Hospitality consultant Kalyan Charan, who is on a month-long (and counting) detox diet for health reasons, has found himself “gravitating to non-alcoholic beverages and not missing the liquor much, and definitely not the calories”. Kalyan had trademarked a brand which would have been India’s first NA microbrewery making nonalcoholic drinks, mostly beer. “We had plans to go pan India in dry states like Gujarat and Bihar, opening NA microbreweries in Ahmedabad, Surat and Patna. But the second lockdown during Covid pandemic played party-pooper and we had to drop the project for a bit. Now, however, when the sector is opening up, it is time to revive the project. Alcohol-free beverages have a good market, be it the health-conscious social person or a pregnant lady, or even those whose religion prohibits social drinking, like alcohol-free beverages find good markets in the Middle East, for example,” adds Kalyan.  

“After sampling a wide gamut of non-alcohol liquor, I am of the view that NA beer lends itself to the closest experience you can get to the real deal. You already have good international labels like Heineken 0.0, which is doing excellently or even the Budweiser 0 Alcohol. We would love to launch indigenous NA beer brands,” he explains. For teetotalers like young techie Jigna (name changed on request), NA beverages are a good way of getting acquainted with the world of liquor lookalikes before taking the quantum leap to social drinking. “I don’t know if I will take to hard core liquor eventually as I am quite enjoying the fact of social drinking with my friends and not getting drunk and being able to drive back home safely,” he says.  

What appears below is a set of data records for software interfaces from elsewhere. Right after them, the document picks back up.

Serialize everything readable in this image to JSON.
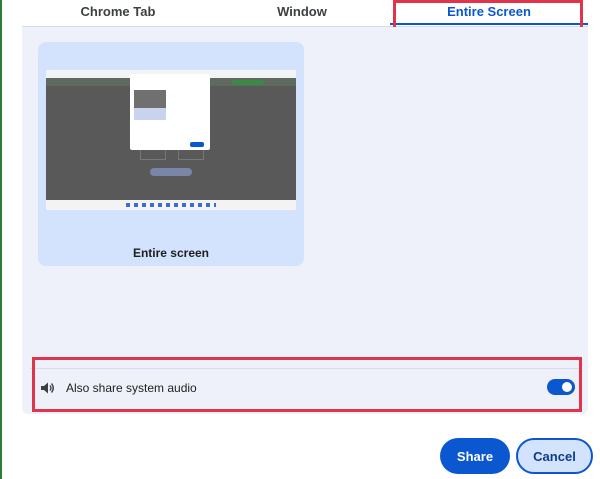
{
  "tabs": [
    {
      "label": "Chrome Tab",
      "selected": false
    },
    {
      "label": "Window",
      "selected": false
    },
    {
      "label": "Entire Screen",
      "selected": true
    }
  ],
  "screen_option": {
    "label": "Entire screen",
    "selected": true
  },
  "audio": {
    "icon": "speaker-icon",
    "label": "Also share system audio",
    "enabled": true
  },
  "buttons": {
    "share": "Share",
    "cancel": "Cancel"
  },
  "colors": {
    "accent": "#0b57d0",
    "highlight": "#e0344a",
    "panel": "#eef1f9",
    "selected_card": "#d3e3fd"
  }
}
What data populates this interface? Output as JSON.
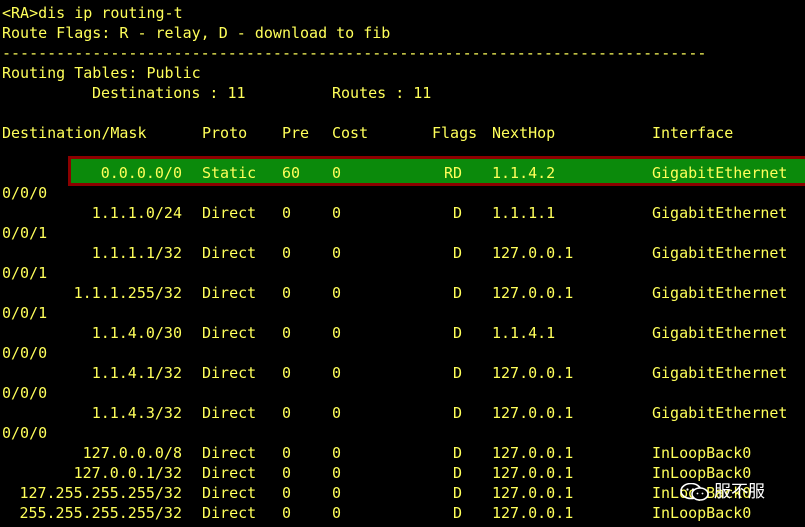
{
  "command_line": "<RA>dis ip routing-t",
  "route_flags_legend": "Route Flags: R - relay, D - download to fib",
  "separator": "------------------------------------------------------------------------------",
  "routing_tables_label": "Routing Tables: Public",
  "destinations_summary": "Destinations : 11",
  "routes_summary": "Routes : 11",
  "headers": {
    "destination": "Destination/Mask",
    "proto": "Proto",
    "pre": "Pre",
    "cost": "Cost",
    "flags": "Flags",
    "nexthop": "NextHop",
    "interface": "Interface"
  },
  "routes": [
    {
      "destination": "0.0.0.0/0",
      "proto": "Static",
      "pre": "60",
      "cost": "0",
      "flags": "RD",
      "nexthop": "1.1.4.2",
      "interface": "GigabitEthernet",
      "interface_cont": "0/0/0",
      "highlighted": true
    },
    {
      "destination": "1.1.1.0/24",
      "proto": "Direct",
      "pre": "0",
      "cost": "0",
      "flags": "D",
      "nexthop": "1.1.1.1",
      "interface": "GigabitEthernet",
      "interface_cont": "0/0/1"
    },
    {
      "destination": "1.1.1.1/32",
      "proto": "Direct",
      "pre": "0",
      "cost": "0",
      "flags": "D",
      "nexthop": "127.0.0.1",
      "interface": "GigabitEthernet",
      "interface_cont": "0/0/1"
    },
    {
      "destination": "1.1.1.255/32",
      "proto": "Direct",
      "pre": "0",
      "cost": "0",
      "flags": "D",
      "nexthop": "127.0.0.1",
      "interface": "GigabitEthernet",
      "interface_cont": "0/0/1"
    },
    {
      "destination": "1.1.4.0/30",
      "proto": "Direct",
      "pre": "0",
      "cost": "0",
      "flags": "D",
      "nexthop": "1.1.4.1",
      "interface": "GigabitEthernet",
      "interface_cont": "0/0/0"
    },
    {
      "destination": "1.1.4.1/32",
      "proto": "Direct",
      "pre": "0",
      "cost": "0",
      "flags": "D",
      "nexthop": "127.0.0.1",
      "interface": "GigabitEthernet",
      "interface_cont": "0/0/0"
    },
    {
      "destination": "1.1.4.3/32",
      "proto": "Direct",
      "pre": "0",
      "cost": "0",
      "flags": "D",
      "nexthop": "127.0.0.1",
      "interface": "GigabitEthernet",
      "interface_cont": "0/0/0"
    },
    {
      "destination": "127.0.0.0/8",
      "proto": "Direct",
      "pre": "0",
      "cost": "0",
      "flags": "D",
      "nexthop": "127.0.0.1",
      "interface": "InLoopBack0"
    },
    {
      "destination": "127.0.0.1/32",
      "proto": "Direct",
      "pre": "0",
      "cost": "0",
      "flags": "D",
      "nexthop": "127.0.0.1",
      "interface": "InLoopBack0"
    },
    {
      "destination": "127.255.255.255/32",
      "proto": "Direct",
      "pre": "0",
      "cost": "0",
      "flags": "D",
      "nexthop": "127.0.0.1",
      "interface": "InLoopBack0"
    },
    {
      "destination": "255.255.255.255/32",
      "proto": "Direct",
      "pre": "0",
      "cost": "0",
      "flags": "D",
      "nexthop": "127.0.0.1",
      "interface": "InLoopBack0"
    }
  ],
  "watermark_text": "服不服",
  "colors": {
    "text": "#ffff5a",
    "highlight_fill": "#0b8a0b",
    "highlight_border": "#8b0000"
  }
}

However, there are some who remain unimpressed. “It is a bit pretentious if you ask me. Why would anyone want to try a ‘Ginish’ unless one has had gin before and knows the taste? None of our clients have asked for NA beverages so far, and we are not in a hurry to add these on our beverages menu on our own but if the need arises, to each their own. I did pick up a few NA beers from my local grocery store when wine shops were closed during the first lockdown, but they were quite lacklustre. I would not pick those up in a hurry. I mean, a whisky is a whisky, what is with an alcohol-free whisky now?” counters award-winning mixologist Sharad Arora, who is also the operations head at a restaurant in Telangana.  

I can almost visualise him rolling his eyes over the phone and can’t help a smirk. Let’s just keep classics that way. For example, can a Scotch on the rocks come close to a lookalike without the malts? But there will be exceptions. On its spirits section, the plant-based lifestyle brand’s website states, “The athlete, the pregnant woman, or the designated driver. It’s for those who can tear up the dance floor sober, and for those who simply want to wake up with a clear head on a Sunday morning.” 

Swati Sucharita is a Hyderabad-based journalist, food blogger and independent content consultant. You may write in at